##### INPUT MATERIAL #####

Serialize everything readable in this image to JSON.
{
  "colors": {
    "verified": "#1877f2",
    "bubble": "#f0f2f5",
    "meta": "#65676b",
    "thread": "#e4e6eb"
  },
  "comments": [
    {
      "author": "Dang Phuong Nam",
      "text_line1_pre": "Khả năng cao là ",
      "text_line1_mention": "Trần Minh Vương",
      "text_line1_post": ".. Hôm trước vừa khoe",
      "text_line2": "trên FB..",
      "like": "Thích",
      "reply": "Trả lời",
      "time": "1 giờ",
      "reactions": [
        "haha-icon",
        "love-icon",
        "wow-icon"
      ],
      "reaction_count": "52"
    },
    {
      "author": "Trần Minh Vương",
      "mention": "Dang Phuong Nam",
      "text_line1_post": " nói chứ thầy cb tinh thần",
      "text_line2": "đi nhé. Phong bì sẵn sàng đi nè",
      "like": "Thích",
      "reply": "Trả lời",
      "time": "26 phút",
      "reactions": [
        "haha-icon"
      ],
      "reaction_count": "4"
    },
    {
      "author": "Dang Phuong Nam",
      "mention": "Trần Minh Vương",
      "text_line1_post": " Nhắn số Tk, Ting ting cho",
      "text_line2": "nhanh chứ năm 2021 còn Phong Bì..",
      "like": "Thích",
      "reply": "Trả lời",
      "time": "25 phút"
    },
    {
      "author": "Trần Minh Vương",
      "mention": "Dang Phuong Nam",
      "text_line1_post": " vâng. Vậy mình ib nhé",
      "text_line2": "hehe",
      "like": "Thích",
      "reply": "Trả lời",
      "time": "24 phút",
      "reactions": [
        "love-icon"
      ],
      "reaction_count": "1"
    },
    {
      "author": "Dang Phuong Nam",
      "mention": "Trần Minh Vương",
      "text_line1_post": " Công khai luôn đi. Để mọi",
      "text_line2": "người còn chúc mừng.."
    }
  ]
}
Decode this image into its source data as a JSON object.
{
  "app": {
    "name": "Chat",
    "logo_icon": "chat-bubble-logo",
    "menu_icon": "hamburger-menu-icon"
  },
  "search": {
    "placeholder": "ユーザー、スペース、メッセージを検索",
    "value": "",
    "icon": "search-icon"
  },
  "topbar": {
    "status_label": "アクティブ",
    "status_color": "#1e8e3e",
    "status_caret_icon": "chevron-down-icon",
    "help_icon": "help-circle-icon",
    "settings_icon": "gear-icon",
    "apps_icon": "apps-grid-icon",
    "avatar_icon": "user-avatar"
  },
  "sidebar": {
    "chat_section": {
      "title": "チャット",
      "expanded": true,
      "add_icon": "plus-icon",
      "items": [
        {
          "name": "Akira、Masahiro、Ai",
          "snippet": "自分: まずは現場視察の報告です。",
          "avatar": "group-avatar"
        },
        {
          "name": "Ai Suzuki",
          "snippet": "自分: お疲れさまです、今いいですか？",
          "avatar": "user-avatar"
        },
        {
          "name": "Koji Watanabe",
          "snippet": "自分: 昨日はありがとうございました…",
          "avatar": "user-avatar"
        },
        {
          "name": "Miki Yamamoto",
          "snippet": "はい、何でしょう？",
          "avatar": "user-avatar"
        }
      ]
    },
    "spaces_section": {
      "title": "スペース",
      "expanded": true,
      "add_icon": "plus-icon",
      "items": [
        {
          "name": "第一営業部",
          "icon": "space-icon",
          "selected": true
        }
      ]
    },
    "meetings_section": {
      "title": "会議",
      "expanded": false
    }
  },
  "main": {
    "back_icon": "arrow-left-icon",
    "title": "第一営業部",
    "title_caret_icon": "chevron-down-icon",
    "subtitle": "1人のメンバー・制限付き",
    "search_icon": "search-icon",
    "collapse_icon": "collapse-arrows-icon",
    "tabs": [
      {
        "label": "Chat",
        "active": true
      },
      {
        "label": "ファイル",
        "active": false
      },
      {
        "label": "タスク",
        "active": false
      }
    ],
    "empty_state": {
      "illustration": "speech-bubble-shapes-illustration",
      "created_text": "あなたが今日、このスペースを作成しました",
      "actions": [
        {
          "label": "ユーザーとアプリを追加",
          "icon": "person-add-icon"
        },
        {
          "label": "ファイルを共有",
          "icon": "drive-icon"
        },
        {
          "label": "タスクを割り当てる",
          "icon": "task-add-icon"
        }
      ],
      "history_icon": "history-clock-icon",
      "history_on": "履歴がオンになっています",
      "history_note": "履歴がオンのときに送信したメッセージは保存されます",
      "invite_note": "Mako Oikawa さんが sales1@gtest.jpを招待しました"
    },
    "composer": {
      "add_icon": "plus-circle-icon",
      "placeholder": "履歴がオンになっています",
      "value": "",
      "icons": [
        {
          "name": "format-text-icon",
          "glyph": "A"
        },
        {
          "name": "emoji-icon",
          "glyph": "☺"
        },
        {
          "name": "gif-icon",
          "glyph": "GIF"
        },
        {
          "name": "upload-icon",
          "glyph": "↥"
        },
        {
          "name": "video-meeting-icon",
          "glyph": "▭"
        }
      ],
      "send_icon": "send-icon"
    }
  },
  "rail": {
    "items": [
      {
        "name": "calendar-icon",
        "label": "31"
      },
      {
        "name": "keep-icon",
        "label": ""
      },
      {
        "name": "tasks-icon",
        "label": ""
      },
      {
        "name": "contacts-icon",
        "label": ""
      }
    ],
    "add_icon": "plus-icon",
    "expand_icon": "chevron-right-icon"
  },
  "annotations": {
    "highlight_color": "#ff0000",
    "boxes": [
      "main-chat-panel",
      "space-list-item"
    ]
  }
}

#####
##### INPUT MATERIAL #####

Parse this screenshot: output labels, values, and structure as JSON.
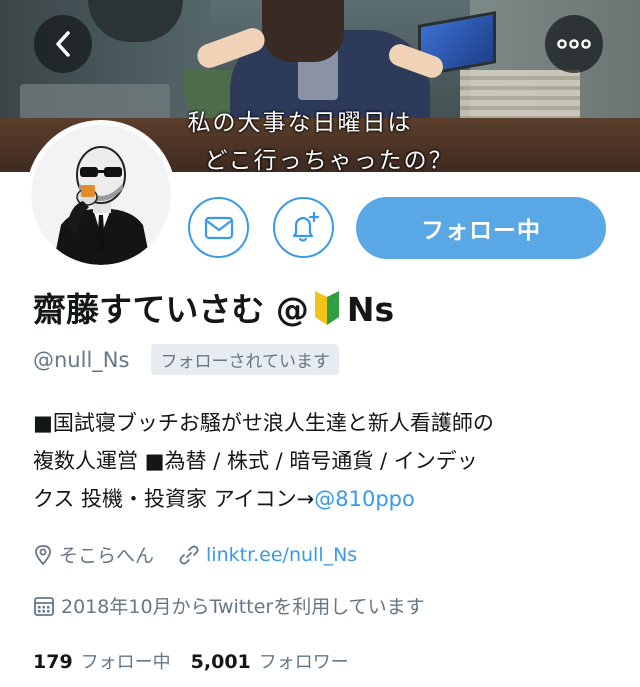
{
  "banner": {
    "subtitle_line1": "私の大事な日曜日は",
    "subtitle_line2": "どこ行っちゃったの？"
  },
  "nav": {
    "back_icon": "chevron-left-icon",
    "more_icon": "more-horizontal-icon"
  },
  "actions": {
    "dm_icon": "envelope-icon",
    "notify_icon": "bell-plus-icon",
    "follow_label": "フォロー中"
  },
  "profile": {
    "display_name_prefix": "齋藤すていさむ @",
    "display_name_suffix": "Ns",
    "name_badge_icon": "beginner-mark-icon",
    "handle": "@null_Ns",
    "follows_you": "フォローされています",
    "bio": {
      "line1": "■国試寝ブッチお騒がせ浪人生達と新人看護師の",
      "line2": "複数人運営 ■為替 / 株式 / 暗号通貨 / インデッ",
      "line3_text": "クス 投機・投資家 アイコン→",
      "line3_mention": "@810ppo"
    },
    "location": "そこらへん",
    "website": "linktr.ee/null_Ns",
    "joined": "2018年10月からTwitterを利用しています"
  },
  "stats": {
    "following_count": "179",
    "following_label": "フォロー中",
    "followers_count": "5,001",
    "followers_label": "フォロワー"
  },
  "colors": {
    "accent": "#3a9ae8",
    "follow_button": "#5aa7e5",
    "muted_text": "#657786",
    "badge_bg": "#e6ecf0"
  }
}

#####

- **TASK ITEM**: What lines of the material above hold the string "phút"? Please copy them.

- **EXERCISE ANSWER**:
      "time": "26 phút",
      "time": "25 phút"
      "time": "24 phút",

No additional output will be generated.